- click into: Non-IE Web Browsers(MJPEG)For FireFox, Google Chrome, Safari etc
- There will be a gear in video viewing mode. Clicking that gets you to setup. Alternatively you can dial in http://192.168.10.1/setting.asp
- ————-At this pointy you are connected to the camera with it acting as an AP————-
- You need to switch it over to be a client of your wireless router connected to the internet to remote view it from anywhere.
- Click on NETWORK > WIFI
- Select your router to connect the bulb camera to. You will need to enter the preshared key (PSK)
- connect to your wireless router that is connected to the internet
- Change device name to whatever you want it to show up as on your router admin panel. Go to IP Config for this
- Set static IP address on your lan ( outside the DHCP range ) so you know where to look for your camera. I used: 192.168.1.40
- At some point you will probably need to reboot the bulb. Reboot is under System
- You should be able to dial into the camera using the static address you set up now
- Set time / date: SYSTEM > NTP SETTINGS
- Password set to non default
- Now you will need to set up the "alarm" conditions under which the camera records. I set to only record when there is a motion detection. That is where this whole process ran aground. When I started googling I saw other similar units had an honest to goodness PIR sensor. Perhaps they work better than this. I am not sure what they are using as a motion sensor in this unit. All I see is diodes.
After I connected to this unit via WiFi I did a right click on the connect to get the following information
Connection-specific DNS Suffix:
Description: Ralink RT5390R 802.11b/g/n 1×1 Wi-Fi Adapter
Physical Address: 84-4B-F5-09-F3-42
DHCP Enabled: Yes
IPv4 Address: 192.168.10.11
IPv4 Subnet Mask: 255.255.255.0
Lease Obtained: Saturday, October 07, 2017 4:54:01 PM
Lease Expires: Tuesday, October 17, 2017 4:54:01 PM
IPv4 Default Gateway: 192.168.10.1
IPv4 DHCP Server: 192.168.10.1
IPv4 DNS Server: 192.168.10.1
IPv4 WINS Server:
NetBIOS over Tcpip Enabled: Yes
Link-local IPv6 Address: fe80::8837:6cff:612e:8171%12
IPv6 Default Gateway:
IPv6 DNS Server:
Curiousity got the better of me a couple of days later and so I tore down the camera to see how it was put together. Here is what I learned
- The board uses a Hi3518 HD IP Camera SoC PDF DataSheet
- Google: HI3518
- Zmodo – Local Controller – Zmodo have some cool cameras! This project is about reversing protocols / bins of all things zomodo to bypass the cloud.<– Uses the Hi3518
- Tool Chain Download here: Hi3518_SDK_V22.214.171.124.tgz – Xiaomi YI Home Camera 720p – Talk
- Google: Hi3518_SDK_V126.96.36.199.tgz – Local copy: Hi3518_SDK_V188.8.131.52.tgz

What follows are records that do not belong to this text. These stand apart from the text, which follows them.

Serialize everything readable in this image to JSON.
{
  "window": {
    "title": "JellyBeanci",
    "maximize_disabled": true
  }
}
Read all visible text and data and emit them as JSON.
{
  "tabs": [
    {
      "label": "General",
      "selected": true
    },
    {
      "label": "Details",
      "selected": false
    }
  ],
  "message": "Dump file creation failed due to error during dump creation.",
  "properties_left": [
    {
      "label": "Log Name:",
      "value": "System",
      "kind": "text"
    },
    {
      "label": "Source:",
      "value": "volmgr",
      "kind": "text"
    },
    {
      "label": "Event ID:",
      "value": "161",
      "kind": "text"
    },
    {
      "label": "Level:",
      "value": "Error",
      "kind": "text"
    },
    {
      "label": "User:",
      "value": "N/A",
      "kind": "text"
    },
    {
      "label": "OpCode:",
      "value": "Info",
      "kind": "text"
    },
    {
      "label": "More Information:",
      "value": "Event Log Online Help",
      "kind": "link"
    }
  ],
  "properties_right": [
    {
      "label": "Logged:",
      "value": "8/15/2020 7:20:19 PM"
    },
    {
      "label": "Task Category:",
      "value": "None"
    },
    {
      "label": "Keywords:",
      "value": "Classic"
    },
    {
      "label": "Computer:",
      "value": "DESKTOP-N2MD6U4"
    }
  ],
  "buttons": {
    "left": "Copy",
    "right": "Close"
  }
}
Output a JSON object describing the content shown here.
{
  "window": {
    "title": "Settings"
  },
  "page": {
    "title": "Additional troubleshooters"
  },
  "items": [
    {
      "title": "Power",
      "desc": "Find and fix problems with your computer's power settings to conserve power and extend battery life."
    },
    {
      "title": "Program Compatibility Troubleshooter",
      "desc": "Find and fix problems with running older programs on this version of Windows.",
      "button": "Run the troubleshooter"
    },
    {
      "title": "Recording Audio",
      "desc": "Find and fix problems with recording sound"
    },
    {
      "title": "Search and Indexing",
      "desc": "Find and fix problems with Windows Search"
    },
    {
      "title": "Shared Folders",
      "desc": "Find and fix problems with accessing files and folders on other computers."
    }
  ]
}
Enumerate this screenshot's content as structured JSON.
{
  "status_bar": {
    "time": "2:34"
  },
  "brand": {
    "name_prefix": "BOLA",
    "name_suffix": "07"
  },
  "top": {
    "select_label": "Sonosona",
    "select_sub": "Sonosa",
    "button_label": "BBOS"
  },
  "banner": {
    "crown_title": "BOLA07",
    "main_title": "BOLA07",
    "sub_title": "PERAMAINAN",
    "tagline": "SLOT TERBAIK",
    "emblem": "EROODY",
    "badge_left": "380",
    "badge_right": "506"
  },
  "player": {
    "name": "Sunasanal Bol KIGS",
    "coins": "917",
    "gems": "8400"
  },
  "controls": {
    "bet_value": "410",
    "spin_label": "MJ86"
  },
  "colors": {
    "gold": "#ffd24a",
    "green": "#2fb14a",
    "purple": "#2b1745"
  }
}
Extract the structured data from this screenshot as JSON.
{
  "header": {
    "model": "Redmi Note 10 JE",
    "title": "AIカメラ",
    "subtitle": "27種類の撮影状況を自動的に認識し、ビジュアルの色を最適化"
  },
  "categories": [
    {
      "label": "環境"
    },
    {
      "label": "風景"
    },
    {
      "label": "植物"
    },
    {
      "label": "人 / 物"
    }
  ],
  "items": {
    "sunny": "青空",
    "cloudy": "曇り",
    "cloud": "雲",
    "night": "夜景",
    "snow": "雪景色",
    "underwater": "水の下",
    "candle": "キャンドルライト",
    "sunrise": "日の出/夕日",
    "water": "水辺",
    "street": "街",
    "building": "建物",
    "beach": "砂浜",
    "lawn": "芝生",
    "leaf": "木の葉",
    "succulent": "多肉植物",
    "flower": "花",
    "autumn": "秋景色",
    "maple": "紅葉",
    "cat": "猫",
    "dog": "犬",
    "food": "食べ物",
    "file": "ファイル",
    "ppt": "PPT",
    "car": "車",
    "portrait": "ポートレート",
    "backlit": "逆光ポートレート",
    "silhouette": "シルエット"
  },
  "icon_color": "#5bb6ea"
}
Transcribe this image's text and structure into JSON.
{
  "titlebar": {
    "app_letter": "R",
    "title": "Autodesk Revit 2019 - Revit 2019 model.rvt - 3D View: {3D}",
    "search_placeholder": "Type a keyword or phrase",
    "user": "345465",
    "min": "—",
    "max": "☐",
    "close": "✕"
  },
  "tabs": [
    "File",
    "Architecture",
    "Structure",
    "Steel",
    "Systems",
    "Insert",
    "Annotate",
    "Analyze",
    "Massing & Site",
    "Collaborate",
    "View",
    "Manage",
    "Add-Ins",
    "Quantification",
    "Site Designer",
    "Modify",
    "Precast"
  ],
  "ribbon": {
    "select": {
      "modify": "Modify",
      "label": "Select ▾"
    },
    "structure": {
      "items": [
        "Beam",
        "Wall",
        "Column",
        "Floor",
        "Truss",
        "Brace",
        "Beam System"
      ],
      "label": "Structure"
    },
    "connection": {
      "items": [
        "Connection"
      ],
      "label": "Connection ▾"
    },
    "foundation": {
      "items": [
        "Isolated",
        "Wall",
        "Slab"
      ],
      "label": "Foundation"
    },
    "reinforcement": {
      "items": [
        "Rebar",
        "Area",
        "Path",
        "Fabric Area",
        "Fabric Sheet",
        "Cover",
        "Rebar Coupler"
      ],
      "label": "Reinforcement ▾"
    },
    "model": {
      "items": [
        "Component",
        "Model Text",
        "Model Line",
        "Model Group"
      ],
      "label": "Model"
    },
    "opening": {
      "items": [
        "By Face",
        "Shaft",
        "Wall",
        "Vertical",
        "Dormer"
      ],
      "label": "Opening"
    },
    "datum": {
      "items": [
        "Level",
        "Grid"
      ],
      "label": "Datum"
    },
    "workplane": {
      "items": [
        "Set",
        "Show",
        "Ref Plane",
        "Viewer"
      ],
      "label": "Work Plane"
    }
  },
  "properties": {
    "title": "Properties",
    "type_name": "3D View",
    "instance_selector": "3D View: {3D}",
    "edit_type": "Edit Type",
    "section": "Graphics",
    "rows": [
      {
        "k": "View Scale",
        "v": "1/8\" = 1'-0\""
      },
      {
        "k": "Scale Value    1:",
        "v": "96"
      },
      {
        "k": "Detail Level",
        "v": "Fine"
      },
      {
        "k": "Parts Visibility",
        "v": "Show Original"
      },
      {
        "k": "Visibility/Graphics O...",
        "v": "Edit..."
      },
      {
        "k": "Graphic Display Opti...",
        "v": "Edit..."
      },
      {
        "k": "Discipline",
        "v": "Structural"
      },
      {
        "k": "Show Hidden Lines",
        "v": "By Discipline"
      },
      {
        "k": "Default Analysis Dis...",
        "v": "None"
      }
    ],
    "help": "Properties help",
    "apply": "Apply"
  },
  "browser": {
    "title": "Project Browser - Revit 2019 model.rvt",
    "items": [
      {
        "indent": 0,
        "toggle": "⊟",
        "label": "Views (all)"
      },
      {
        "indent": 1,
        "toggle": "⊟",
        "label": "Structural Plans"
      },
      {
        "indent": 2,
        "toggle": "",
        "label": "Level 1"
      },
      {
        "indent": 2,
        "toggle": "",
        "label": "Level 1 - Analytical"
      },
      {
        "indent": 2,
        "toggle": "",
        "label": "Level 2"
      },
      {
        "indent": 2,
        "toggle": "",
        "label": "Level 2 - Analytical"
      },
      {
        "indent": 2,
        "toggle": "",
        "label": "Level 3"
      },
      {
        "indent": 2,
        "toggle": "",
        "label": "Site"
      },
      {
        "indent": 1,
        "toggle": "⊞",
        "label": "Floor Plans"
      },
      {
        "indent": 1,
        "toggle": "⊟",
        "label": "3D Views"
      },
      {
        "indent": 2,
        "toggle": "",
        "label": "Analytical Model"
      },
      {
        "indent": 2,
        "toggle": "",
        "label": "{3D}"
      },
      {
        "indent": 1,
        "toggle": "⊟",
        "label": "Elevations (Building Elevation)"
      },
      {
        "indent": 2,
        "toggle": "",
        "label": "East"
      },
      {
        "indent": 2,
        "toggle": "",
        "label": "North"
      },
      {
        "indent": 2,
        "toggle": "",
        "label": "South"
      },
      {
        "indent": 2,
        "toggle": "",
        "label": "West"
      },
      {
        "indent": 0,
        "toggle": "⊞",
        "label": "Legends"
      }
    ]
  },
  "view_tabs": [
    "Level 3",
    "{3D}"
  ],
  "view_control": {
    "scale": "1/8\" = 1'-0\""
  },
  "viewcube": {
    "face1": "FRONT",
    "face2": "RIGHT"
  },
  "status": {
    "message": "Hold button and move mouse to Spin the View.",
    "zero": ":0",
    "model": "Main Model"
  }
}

This chip runs linux and currently there is much hacking happening. You can see this by using the google search link in the list above. Photos of the boards
It appears China makes some standard designs that then get farmed out to lots of different companies that then write their own firmware to some degree.
When I googled for information I found this alternate design which is similar but it has what looks to be a PIR motion detection sensor. That would be the small red squiggly line device in the photo below. The designers probably tried to cut cost by using one of the IR LEDs to do the motion detection which is likely not nearly as good as a dedicated device intended for that purpose.